Available data:
------------------------------
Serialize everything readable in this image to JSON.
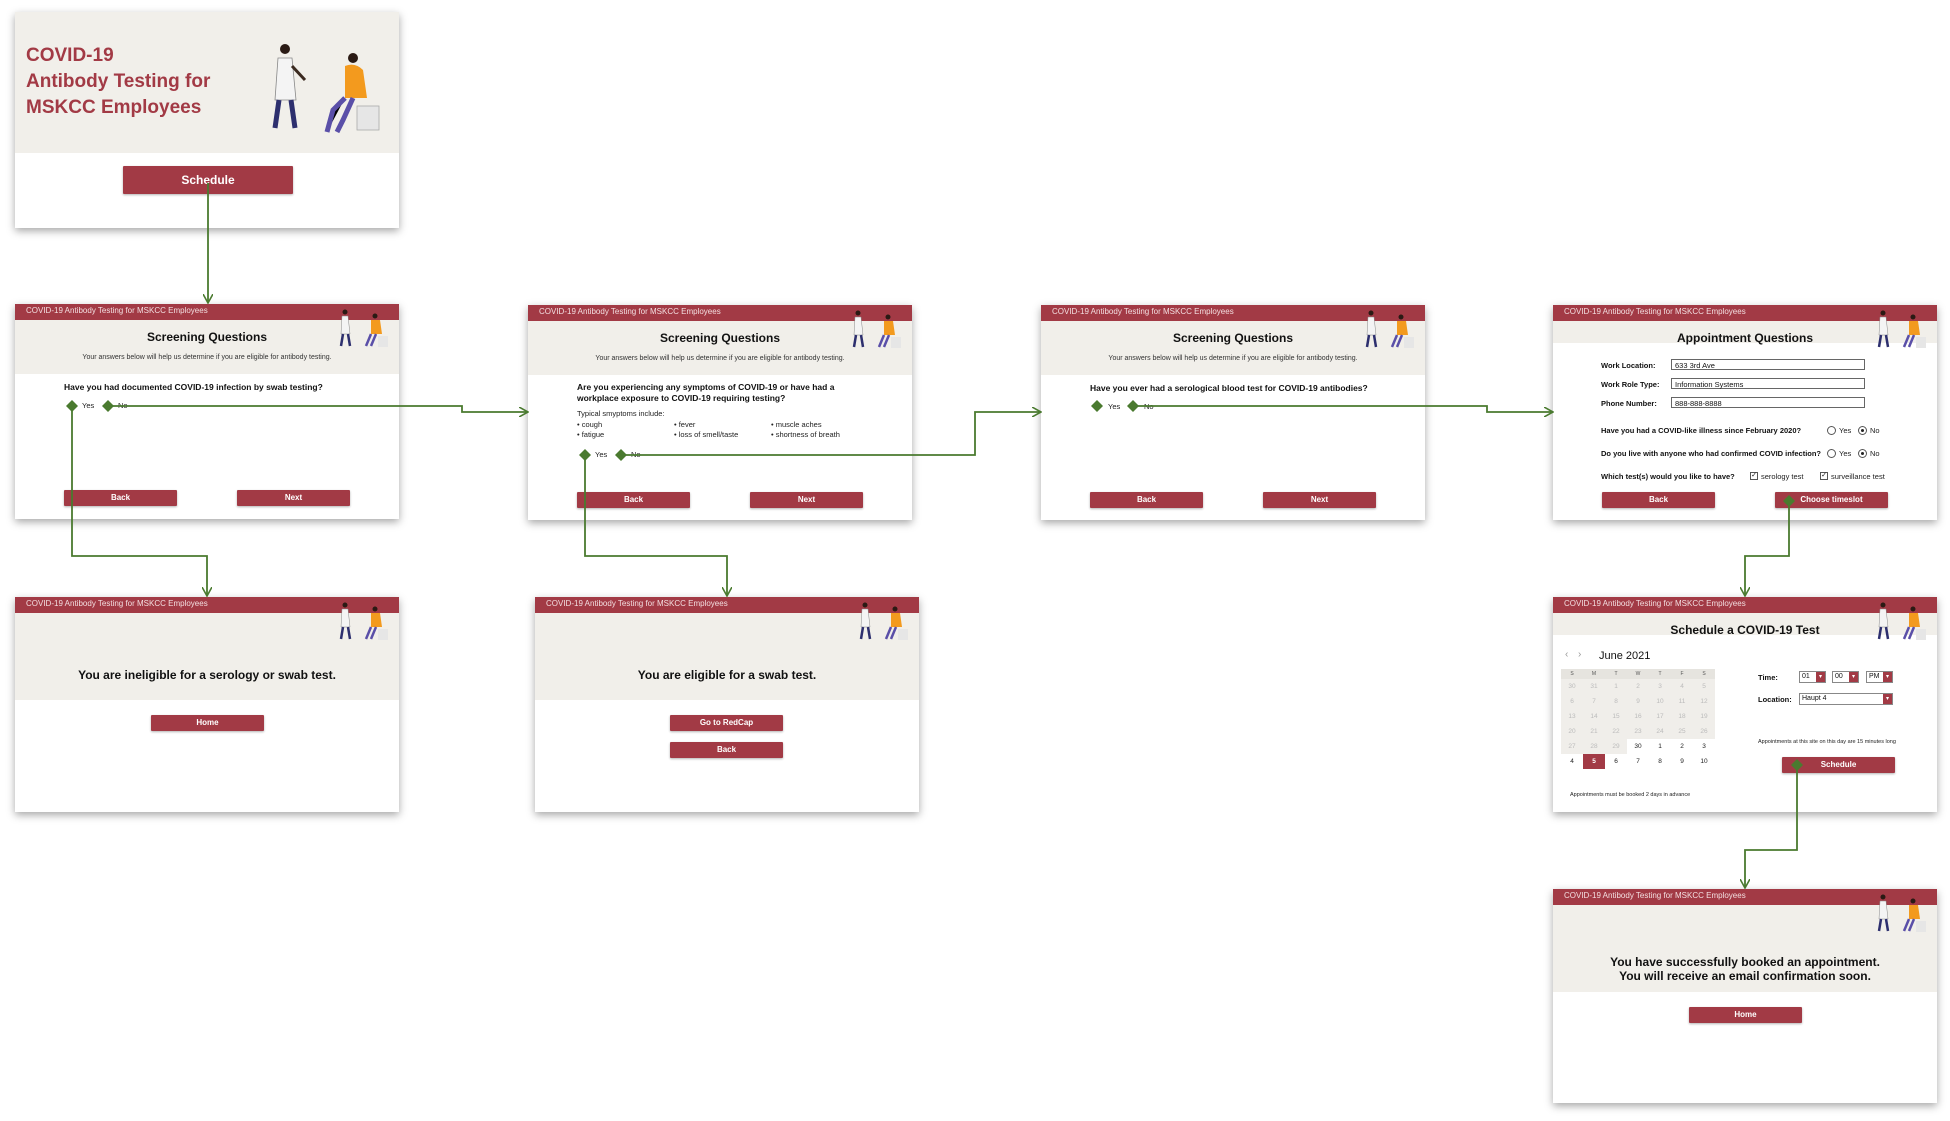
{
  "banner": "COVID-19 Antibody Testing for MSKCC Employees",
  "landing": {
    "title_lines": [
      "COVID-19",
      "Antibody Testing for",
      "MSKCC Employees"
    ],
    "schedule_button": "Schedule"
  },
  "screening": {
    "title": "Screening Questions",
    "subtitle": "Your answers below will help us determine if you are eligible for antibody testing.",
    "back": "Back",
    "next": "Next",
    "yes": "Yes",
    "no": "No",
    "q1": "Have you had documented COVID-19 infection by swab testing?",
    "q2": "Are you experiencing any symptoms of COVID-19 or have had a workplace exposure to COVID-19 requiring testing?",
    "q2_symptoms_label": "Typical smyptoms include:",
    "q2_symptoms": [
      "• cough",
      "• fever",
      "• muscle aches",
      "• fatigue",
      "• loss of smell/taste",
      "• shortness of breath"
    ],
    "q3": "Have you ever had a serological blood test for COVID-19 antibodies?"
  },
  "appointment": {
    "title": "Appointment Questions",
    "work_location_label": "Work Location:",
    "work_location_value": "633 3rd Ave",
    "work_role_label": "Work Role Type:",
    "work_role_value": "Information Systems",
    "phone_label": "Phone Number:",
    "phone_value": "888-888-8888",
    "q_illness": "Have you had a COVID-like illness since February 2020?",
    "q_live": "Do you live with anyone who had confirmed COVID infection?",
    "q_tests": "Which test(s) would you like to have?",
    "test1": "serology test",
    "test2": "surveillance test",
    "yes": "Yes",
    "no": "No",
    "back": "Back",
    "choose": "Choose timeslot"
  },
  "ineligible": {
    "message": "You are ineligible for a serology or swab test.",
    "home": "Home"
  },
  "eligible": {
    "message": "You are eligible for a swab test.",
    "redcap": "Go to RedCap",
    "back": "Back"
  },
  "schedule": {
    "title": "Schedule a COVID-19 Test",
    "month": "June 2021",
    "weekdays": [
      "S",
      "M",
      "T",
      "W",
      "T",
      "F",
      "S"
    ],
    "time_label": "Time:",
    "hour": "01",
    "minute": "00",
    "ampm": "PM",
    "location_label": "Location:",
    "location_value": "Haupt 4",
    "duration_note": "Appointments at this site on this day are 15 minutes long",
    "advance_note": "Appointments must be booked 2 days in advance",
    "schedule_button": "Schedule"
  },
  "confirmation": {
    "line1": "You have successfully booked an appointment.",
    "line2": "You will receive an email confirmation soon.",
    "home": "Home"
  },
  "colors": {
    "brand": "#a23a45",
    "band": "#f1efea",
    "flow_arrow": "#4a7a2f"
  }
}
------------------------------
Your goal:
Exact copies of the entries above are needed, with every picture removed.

Result of the exercise:
Serialize everything readable in this image to JSON.
{
  "banner": "COVID-19 Antibody Testing for MSKCC Employees",
  "landing": {
    "title_lines": [
      "COVID-19",
      "Antibody Testing for",
      "MSKCC Employees"
    ],
    "schedule_button": "Schedule"
  },
  "screening": {
    "title": "Screening Questions",
    "subtitle": "Your answers below will help us determine if you are eligible for antibody testing.",
    "back": "Back",
    "next": "Next",
    "yes": "Yes",
    "no": "No",
    "q1": "Have you had documented COVID-19 infection by swab testing?",
    "q2": "Are you experiencing any symptoms of COVID-19 or have had a workplace exposure to COVID-19 requiring testing?",
    "q2_symptoms_label": "Typical smyptoms include:",
    "q2_symptoms": [
      "• cough",
      "• fever",
      "• muscle aches",
      "• fatigue",
      "• loss of smell/taste",
      "• shortness of breath"
    ],
    "q3": "Have you ever had a serological blood test for COVID-19 antibodies?"
  },
  "appointment": {
    "title": "Appointment Questions",
    "work_location_label": "Work Location:",
    "work_location_value": "633 3rd Ave",
    "work_role_label": "Work Role Type:",
    "work_role_value": "Information Systems",
    "phone_label": "Phone Number:",
    "phone_value": "888-888-8888",
    "q_illness": "Have you had a COVID-like illness since February 2020?",
    "q_live": "Do you live with anyone who had confirmed COVID infection?",
    "q_tests": "Which test(s) would you like to have?",
    "test1": "serology test",
    "test2": "surveillance test",
    "yes": "Yes",
    "no": "No",
    "back": "Back",
    "choose": "Choose timeslot"
  },
  "ineligible": {
    "message": "You are ineligible for a serology or swab test.",
    "home": "Home"
  },
  "eligible": {
    "message": "You are eligible for a swab test.",
    "redcap": "Go to RedCap",
    "back": "Back"
  },
  "schedule": {
    "title": "Schedule a COVID-19 Test",
    "month": "June 2021",
    "weekdays": [
      "S",
      "M",
      "T",
      "W",
      "T",
      "F",
      "S"
    ],
    "time_label": "Time:",
    "hour": "01",
    "minute": "00",
    "ampm": "PM",
    "location_label": "Location:",
    "location_value": "Haupt 4",
    "duration_note": "Appointments at this site on this day are 15 minutes long",
    "advance_note": "Appointments must be booked 2 days in advance",
    "schedule_button": "Schedule"
  },
  "confirmation": {
    "line1": "You have successfully booked an appointment.",
    "line2": "You will receive an email confirmation soon.",
    "home": "Home"
  },
  "colors": {
    "brand": "#a23a45",
    "band": "#f1efea",
    "flow_arrow": "#4a7a2f"
  }
}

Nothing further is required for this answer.